:: INPUT FOR THIS TASK ::
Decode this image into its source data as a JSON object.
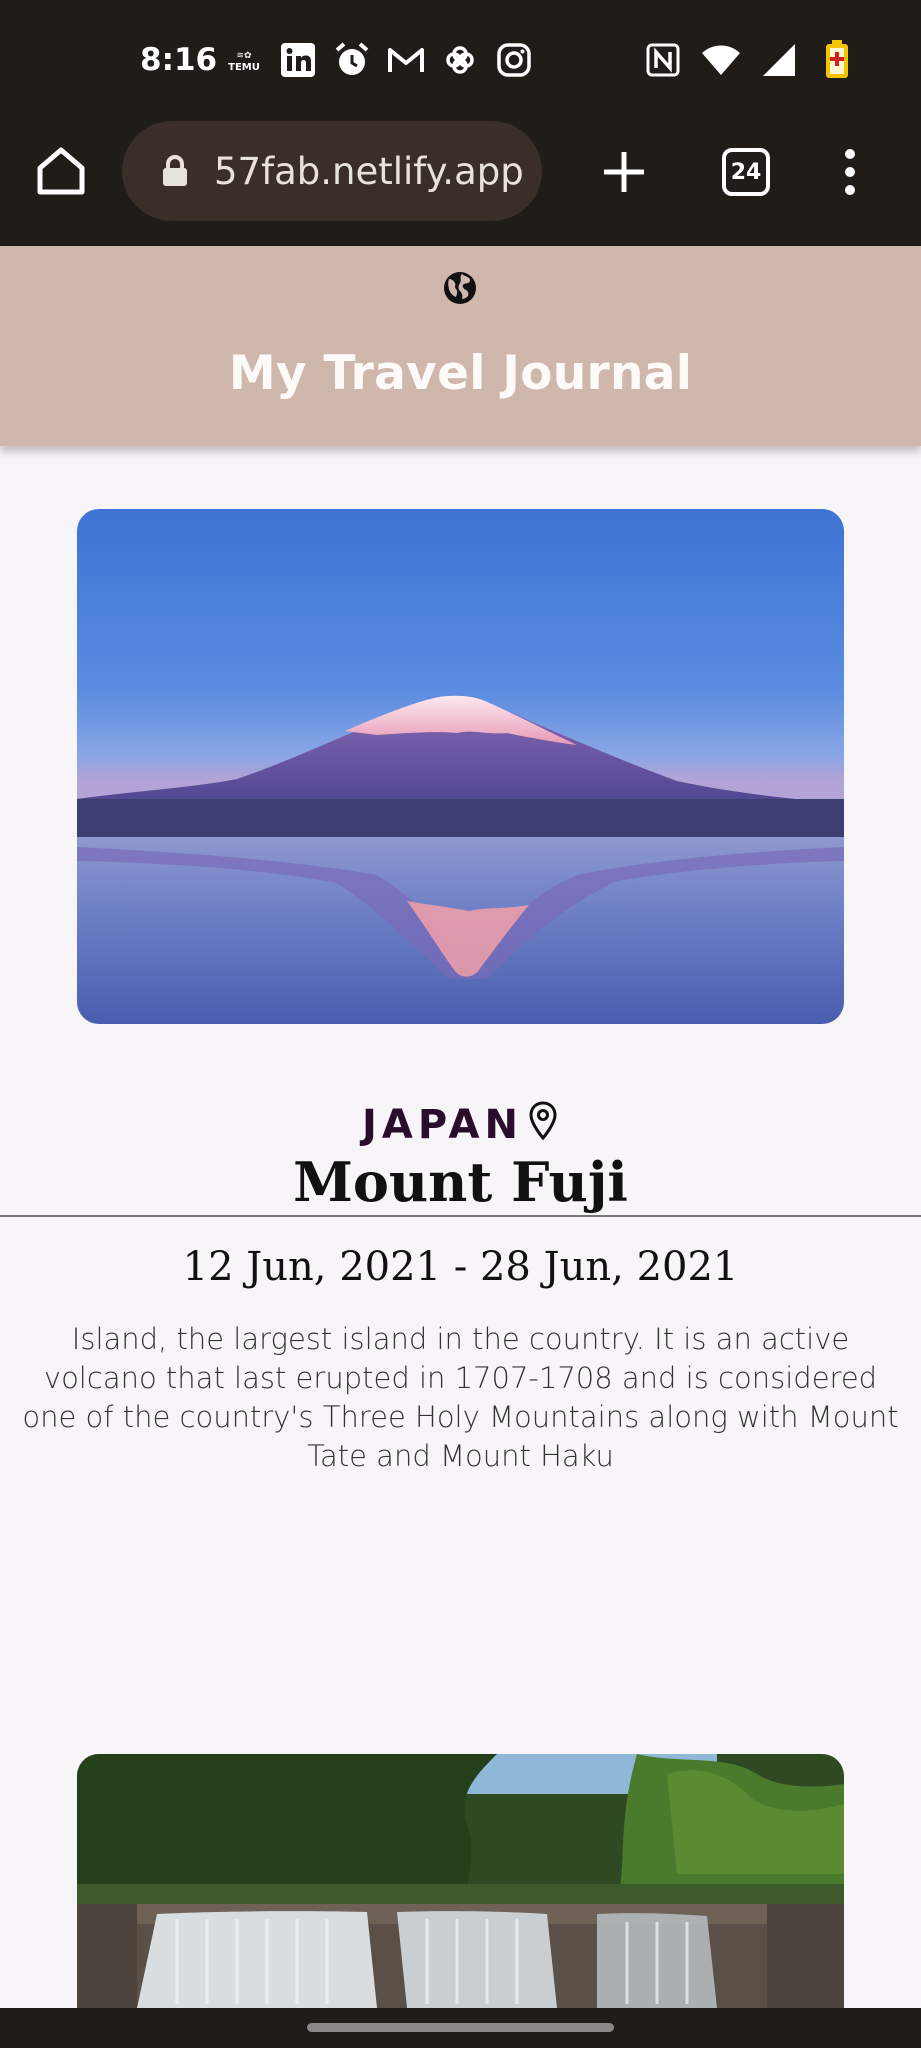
{
  "status_bar": {
    "time": "8:16",
    "left_icons": [
      "temu-icon",
      "linkedin-icon",
      "alarm-icon",
      "gmail-icon",
      "pinwheel-icon",
      "instagram-icon"
    ],
    "right_icons": [
      "nfc-icon",
      "wifi-icon",
      "signal-icon",
      "battery-icon"
    ]
  },
  "browser": {
    "url": "57fab.netlify.app",
    "tab_count": "24"
  },
  "header": {
    "title": "My Travel Journal"
  },
  "entries": [
    {
      "country": "JAPAN",
      "title": "Mount Fuji",
      "dates": "12 Jun, 2021 - 28 Jun, 2021",
      "description": "Island, the largest island in the country. It is an active volcano that last erupted in 1707-1708 and is considered one of the country's Three Holy Mountains along with Mount Tate and Mount Haku"
    }
  ],
  "colors": {
    "header_bg": "#d0b7ab",
    "page_bg": "#f7f5f7",
    "country_text": "#2a0d2c",
    "chrome_bg": "#201c18"
  }
}
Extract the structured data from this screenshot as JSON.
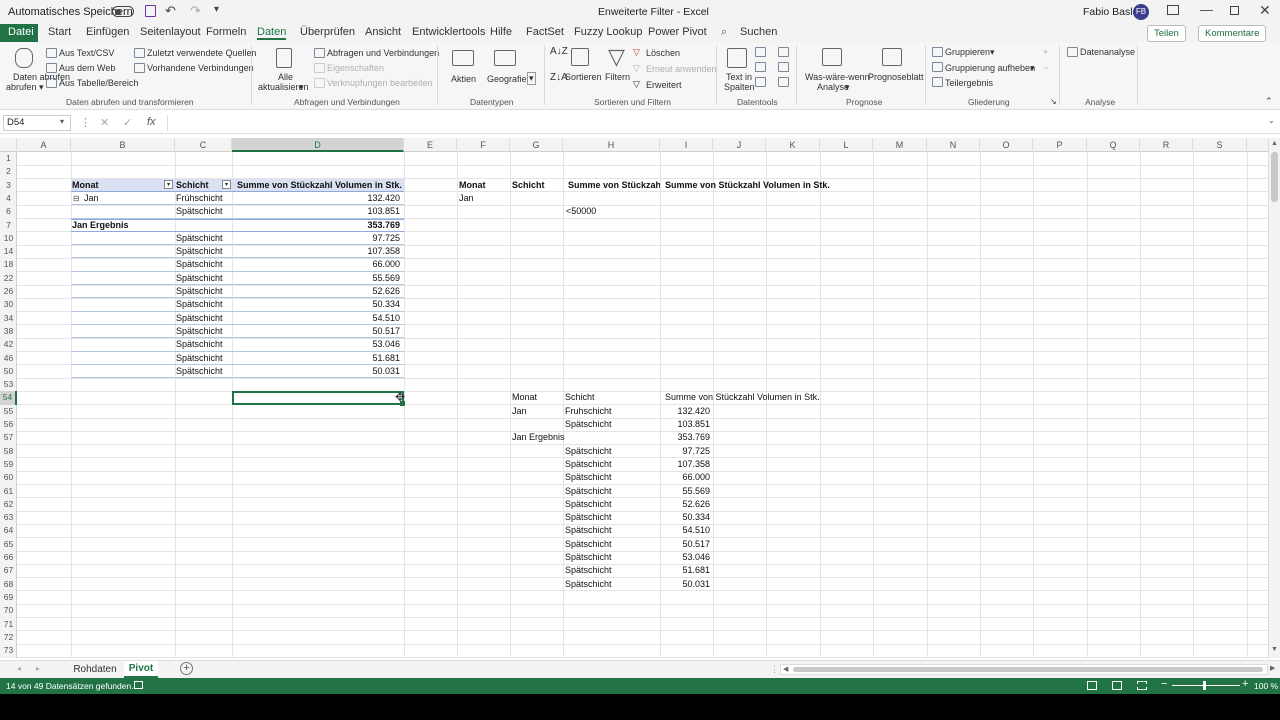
{
  "titlebar": {
    "autosave": "Automatisches Speichern",
    "title": "Enweiterte Filter  -  Excel",
    "user": "Fabio Basler",
    "initials": "FB"
  },
  "menubar": {
    "tabs": [
      "Datei",
      "Start",
      "Einfügen",
      "Seitenlayout",
      "Formeln",
      "Daten",
      "Überprüfen",
      "Ansicht",
      "Entwicklertools",
      "Hilfe",
      "FactSet",
      "Fuzzy Lookup",
      "Power Pivot"
    ],
    "search": "Suchen",
    "share": "Teilen",
    "comments": "Kommentare"
  },
  "ribbon": {
    "daten_abrufen": "Daten abrufen",
    "aus_text": "Aus Text/CSV",
    "aus_web": "Aus dem Web",
    "aus_tabelle": "Aus Tabelle/Bereich",
    "zuletzt": "Zuletzt verwendete Quellen",
    "vorhandene": "Vorhandene Verbindungen",
    "grp1": "Daten abrufen und transformieren",
    "alle": "Alle",
    "aktualisieren": "aktualisieren",
    "abfragen": "Abfragen und Verbindungen",
    "eigenschaften": "Eigenschaften",
    "verknuepfungen": "Verknüpfungen bearbeiten",
    "grp2": "Abfragen und Verbindungen",
    "aktien": "Aktien",
    "geografie": "Geografie",
    "grp3": "Datentypen",
    "sortieren": "Sortieren",
    "filtern": "Filtern",
    "loeschen": "Löschen",
    "erneut": "Erneut anwenden",
    "erweitert": "Erweitert",
    "grp4": "Sortieren und Filtern",
    "text_in": "Text in",
    "spalten": "Spalten",
    "grp5": "Datentools",
    "waswarewenn": "Was-wäre-wenn-",
    "analyse": "Analyse",
    "prognoseblatt": "Prognoseblatt",
    "grp6": "Prognose",
    "gruppieren": "Gruppieren",
    "gruppierung_auf": "Gruppierung aufheben",
    "teilergebnis": "Teilergebnis",
    "grp7": "Gliederung",
    "datenanalyse": "Datenanalyse",
    "grp8": "Analyse"
  },
  "formula_bar": {
    "name_box": "D54",
    "fx": "fx",
    "value": ""
  },
  "columns": [
    "A",
    "B",
    "C",
    "D",
    "E",
    "F",
    "G",
    "H",
    "I",
    "J",
    "K",
    "L",
    "M",
    "N",
    "O",
    "P",
    "Q",
    "R",
    "S"
  ],
  "rows": [
    "1",
    "2",
    "3",
    "4",
    "6",
    "7",
    "10",
    "14",
    "18",
    "22",
    "26",
    "30",
    "34",
    "38",
    "42",
    "46",
    "50",
    "53",
    "54",
    "55",
    "56",
    "57",
    "58",
    "59",
    "60",
    "61",
    "62",
    "63",
    "64",
    "65",
    "66",
    "67",
    "68",
    "69",
    "70",
    "71",
    "72",
    "73"
  ],
  "pivot": {
    "h_monat": "Monat",
    "h_schicht": "Schicht",
    "h_summe": "Summe von Stückzahl Volumen in Stk.",
    "rows": [
      {
        "b": "Jan",
        "c": "Frühschicht",
        "d": "132.420"
      },
      {
        "b": "",
        "c": "Spätschicht",
        "d": "103.851"
      },
      {
        "b": "Jan Ergebnis",
        "c": "",
        "d": "353.769"
      },
      {
        "b": "",
        "c": "Spätschicht",
        "d": "97.725"
      },
      {
        "b": "",
        "c": "Spätschicht",
        "d": "107.358"
      },
      {
        "b": "",
        "c": "Spätschicht",
        "d": "66.000"
      },
      {
        "b": "",
        "c": "Spätschicht",
        "d": "55.569"
      },
      {
        "b": "",
        "c": "Spätschicht",
        "d": "52.626"
      },
      {
        "b": "",
        "c": "Spätschicht",
        "d": "50.334"
      },
      {
        "b": "",
        "c": "Spätschicht",
        "d": "54.510"
      },
      {
        "b": "",
        "c": "Spätschicht",
        "d": "50.517"
      },
      {
        "b": "",
        "c": "Spätschicht",
        "d": "53.046"
      },
      {
        "b": "",
        "c": "Spätschicht",
        "d": "51.681"
      },
      {
        "b": "",
        "c": "Spätschicht",
        "d": "50.031"
      }
    ]
  },
  "criteria": {
    "h_monat": "Monat",
    "h_schicht": "Schicht",
    "h_summe1": "Summe von Stückzahl",
    "h_summe2": "Summe von Stückzahl Volumen in Stk.",
    "monat": "Jan",
    "summe": "<50000"
  },
  "output": {
    "h_monat": "Monat",
    "h_schicht": "Schicht",
    "h_summe": "Summe von Stückzahl Volumen in Stk.",
    "rows": [
      {
        "g": "Jan",
        "h": "Fruhschicht",
        "i": "132.420"
      },
      {
        "g": "",
        "h": "Spätschicht",
        "i": "103.851"
      },
      {
        "g": "Jan Ergebnis",
        "h": "",
        "i": "353.769"
      },
      {
        "g": "",
        "h": "Spätschicht",
        "i": "97.725"
      },
      {
        "g": "",
        "h": "Spätschicht",
        "i": "107.358"
      },
      {
        "g": "",
        "h": "Spätschicht",
        "i": "66.000"
      },
      {
        "g": "",
        "h": "Spätschicht",
        "i": "55.569"
      },
      {
        "g": "",
        "h": "Spätschicht",
        "i": "52.626"
      },
      {
        "g": "",
        "h": "Spätschicht",
        "i": "50.334"
      },
      {
        "g": "",
        "h": "Spätschicht",
        "i": "54.510"
      },
      {
        "g": "",
        "h": "Spätschicht",
        "i": "50.517"
      },
      {
        "g": "",
        "h": "Spätschicht",
        "i": "53.046"
      },
      {
        "g": "",
        "h": "Spätschicht",
        "i": "51.681"
      },
      {
        "g": "",
        "h": "Spätschicht",
        "i": "50.031"
      }
    ]
  },
  "sheets": {
    "tab1": "Rohdaten",
    "tab2": "Pivot"
  },
  "status": {
    "message": "14 von 49 Datensätzen gefunden.",
    "zoom": "100 %"
  },
  "colors": {
    "accent": "#217346",
    "pivot_header": "#d9e1f2"
  }
}
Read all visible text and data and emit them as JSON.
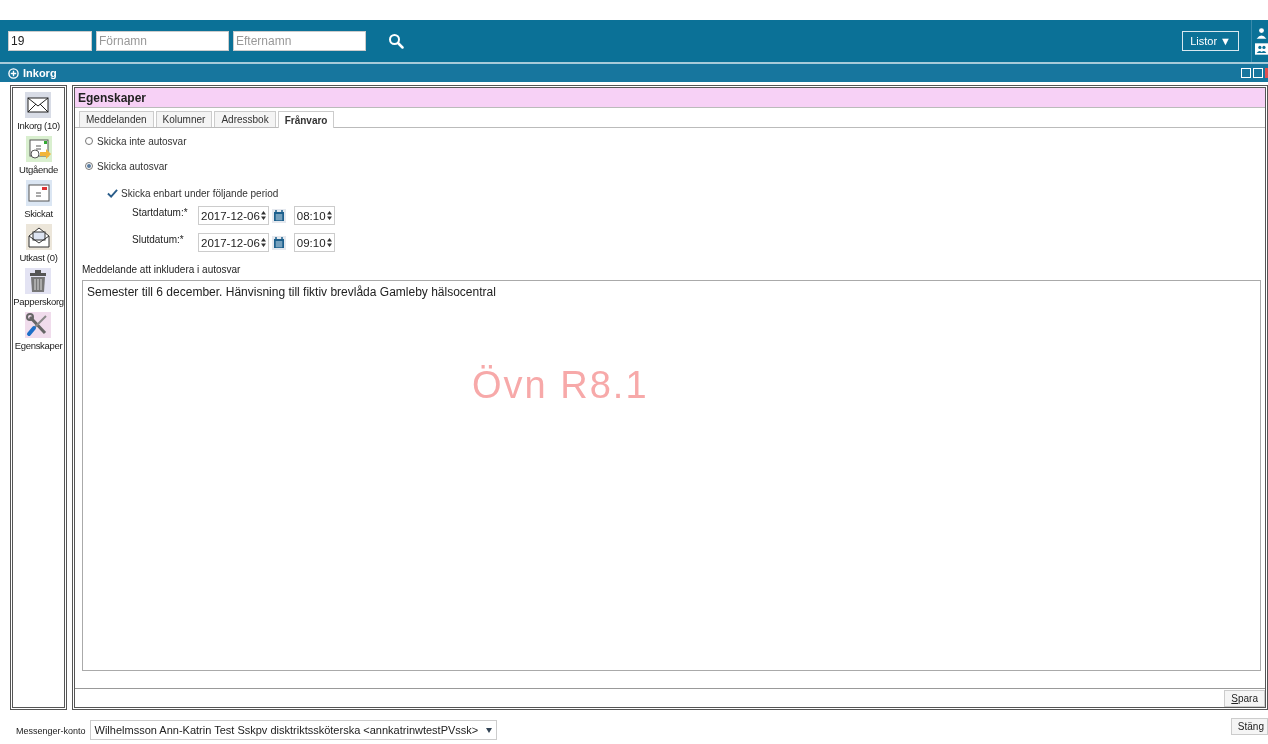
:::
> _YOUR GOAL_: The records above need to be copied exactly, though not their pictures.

> _SOLUTION_:
Decode this image into its source data as a JSON object.
{
  "status_bar": {
    "time": "8:16",
    "left_icons": [
      "temu-icon",
      "linkedin-icon",
      "alarm-icon",
      "gmail-icon",
      "pinwheel-icon",
      "instagram-icon"
    ],
    "right_icons": [
      "nfc-icon",
      "wifi-icon",
      "signal-icon",
      "battery-icon"
    ]
  },
  "browser": {
    "url": "57fab.netlify.app",
    "tab_count": "24"
  },
  "header": {
    "title": "My Travel Journal"
  },
  "entries": [
    {
      "country": "JAPAN",
      "title": "Mount Fuji",
      "dates": "12 Jun, 2021 - 28 Jun, 2021",
      "description": "Island, the largest island in the country. It is an active volcano that last erupted in 1707-1708 and is considered one of the country's Three Holy Mountains along with Mount Tate and Mount Haku"
    }
  ],
  "colors": {
    "header_bg": "#d0b7ab",
    "page_bg": "#f7f5f7",
    "country_text": "#2a0d2c",
    "chrome_bg": "#201c18"
  }
}
Extract the structured data from this screenshot as JSON.
{
  "titlebar": {
    "autosave": "Automatisches Speichern",
    "title": "Enweiterte Filter  -  Excel",
    "user": "Fabio Basler",
    "initials": "FB"
  },
  "menubar": {
    "tabs": [
      "Datei",
      "Start",
      "Einfügen",
      "Seitenlayout",
      "Formeln",
      "Daten",
      "Überprüfen",
      "Ansicht",
      "Entwicklertools",
      "Hilfe",
      "FactSet",
      "Fuzzy Lookup",
      "Power Pivot"
    ],
    "search": "Suchen",
    "share": "Teilen",
    "comments": "Kommentare"
  },
  "ribbon": {
    "daten_abrufen": "Daten abrufen",
    "aus_text": "Aus Text/CSV",
    "aus_web": "Aus dem Web",
    "aus_tabelle": "Aus Tabelle/Bereich",
    "zuletzt": "Zuletzt verwendete Quellen",
    "vorhandene": "Vorhandene Verbindungen",
    "grp1": "Daten abrufen und transformieren",
    "alle": "Alle",
    "aktualisieren": "aktualisieren",
    "abfragen": "Abfragen und Verbindungen",
    "eigenschaften": "Eigenschaften",
    "verknuepfungen": "Verknüpfungen bearbeiten",
    "grp2": "Abfragen und Verbindungen",
    "aktien": "Aktien",
    "geografie": "Geografie",
    "grp3": "Datentypen",
    "sortieren": "Sortieren",
    "filtern": "Filtern",
    "loeschen": "Löschen",
    "erneut": "Erneut anwenden",
    "erweitert": "Erweitert",
    "grp4": "Sortieren und Filtern",
    "text_in": "Text in",
    "spalten": "Spalten",
    "grp5": "Datentools",
    "waswarewenn": "Was-wäre-wenn-",
    "analyse": "Analyse",
    "prognoseblatt": "Prognoseblatt",
    "grp6": "Prognose",
    "gruppieren": "Gruppieren",
    "gruppierung_auf": "Gruppierung aufheben",
    "teilergebnis": "Teilergebnis",
    "grp7": "Gliederung",
    "datenanalyse": "Datenanalyse",
    "grp8": "Analyse"
  },
  "formula_bar": {
    "name_box": "D54",
    "fx": "fx",
    "value": ""
  },
  "columns": [
    "A",
    "B",
    "C",
    "D",
    "E",
    "F",
    "G",
    "H",
    "I",
    "J",
    "K",
    "L",
    "M",
    "N",
    "O",
    "P",
    "Q",
    "R",
    "S"
  ],
  "rows": [
    "1",
    "2",
    "3",
    "4",
    "6",
    "7",
    "10",
    "14",
    "18",
    "22",
    "26",
    "30",
    "34",
    "38",
    "42",
    "46",
    "50",
    "53",
    "54",
    "55",
    "56",
    "57",
    "58",
    "59",
    "60",
    "61",
    "62",
    "63",
    "64",
    "65",
    "66",
    "67",
    "68",
    "69",
    "70",
    "71",
    "72",
    "73"
  ],
  "pivot": {
    "h_monat": "Monat",
    "h_schicht": "Schicht",
    "h_summe": "Summe von Stückzahl Volumen in Stk.",
    "rows": [
      {
        "b": "Jan",
        "c": "Frühschicht",
        "d": "132.420"
      },
      {
        "b": "",
        "c": "Spätschicht",
        "d": "103.851"
      },
      {
        "b": "Jan Ergebnis",
        "c": "",
        "d": "353.769"
      },
      {
        "b": "",
        "c": "Spätschicht",
        "d": "97.725"
      },
      {
        "b": "",
        "c": "Spätschicht",
        "d": "107.358"
      },
      {
        "b": "",
        "c": "Spätschicht",
        "d": "66.000"
      },
      {
        "b": "",
        "c": "Spätschicht",
        "d": "55.569"
      },
      {
        "b": "",
        "c": "Spätschicht",
        "d": "52.626"
      },
      {
        "b": "",
        "c": "Spätschicht",
        "d": "50.334"
      },
      {
        "b": "",
        "c": "Spätschicht",
        "d": "54.510"
      },
      {
        "b": "",
        "c": "Spätschicht",
        "d": "50.517"
      },
      {
        "b": "",
        "c": "Spätschicht",
        "d": "53.046"
      },
      {
        "b": "",
        "c": "Spätschicht",
        "d": "51.681"
      },
      {
        "b": "",
        "c": "Spätschicht",
        "d": "50.031"
      }
    ]
  },
  "criteria": {
    "h_monat": "Monat",
    "h_schicht": "Schicht",
    "h_summe1": "Summe von Stückzahl",
    "h_summe2": "Summe von Stückzahl Volumen in Stk.",
    "monat": "Jan",
    "summe": "<50000"
  },
  "output": {
    "h_monat": "Monat",
    "h_schicht": "Schicht",
    "h_summe": "Summe von Stückzahl Volumen in Stk.",
    "rows": [
      {
        "g": "Jan",
        "h": "Fruhschicht",
        "i": "132.420"
      },
      {
        "g": "",
        "h": "Spätschicht",
        "i": "103.851"
      },
      {
        "g": "Jan Ergebnis",
        "h": "",
        "i": "353.769"
      },
      {
        "g": "",
        "h": "Spätschicht",
        "i": "97.725"
      },
      {
        "g": "",
        "h": "Spätschicht",
        "i": "107.358"
      },
      {
        "g": "",
        "h": "Spätschicht",
        "i": "66.000"
      },
      {
        "g": "",
        "h": "Spätschicht",
        "i": "55.569"
      },
      {
        "g": "",
        "h": "Spätschicht",
        "i": "52.626"
      },
      {
        "g": "",
        "h": "Spätschicht",
        "i": "50.334"
      },
      {
        "g": "",
        "h": "Spätschicht",
        "i": "54.510"
      },
      {
        "g": "",
        "h": "Spätschicht",
        "i": "50.517"
      },
      {
        "g": "",
        "h": "Spätschicht",
        "i": "53.046"
      },
      {
        "g": "",
        "h": "Spätschicht",
        "i": "51.681"
      },
      {
        "g": "",
        "h": "Spätschicht",
        "i": "50.031"
      }
    ]
  },
  "sheets": {
    "tab1": "Rohdaten",
    "tab2": "Pivot"
  },
  "status": {
    "message": "14 von 49 Datensätzen gefunden.",
    "zoom": "100 %"
  },
  "colors": {
    "accent": "#217346",
    "pivot_header": "#d9e1f2"
  }
}
Read all visible text and data and emit them as JSON.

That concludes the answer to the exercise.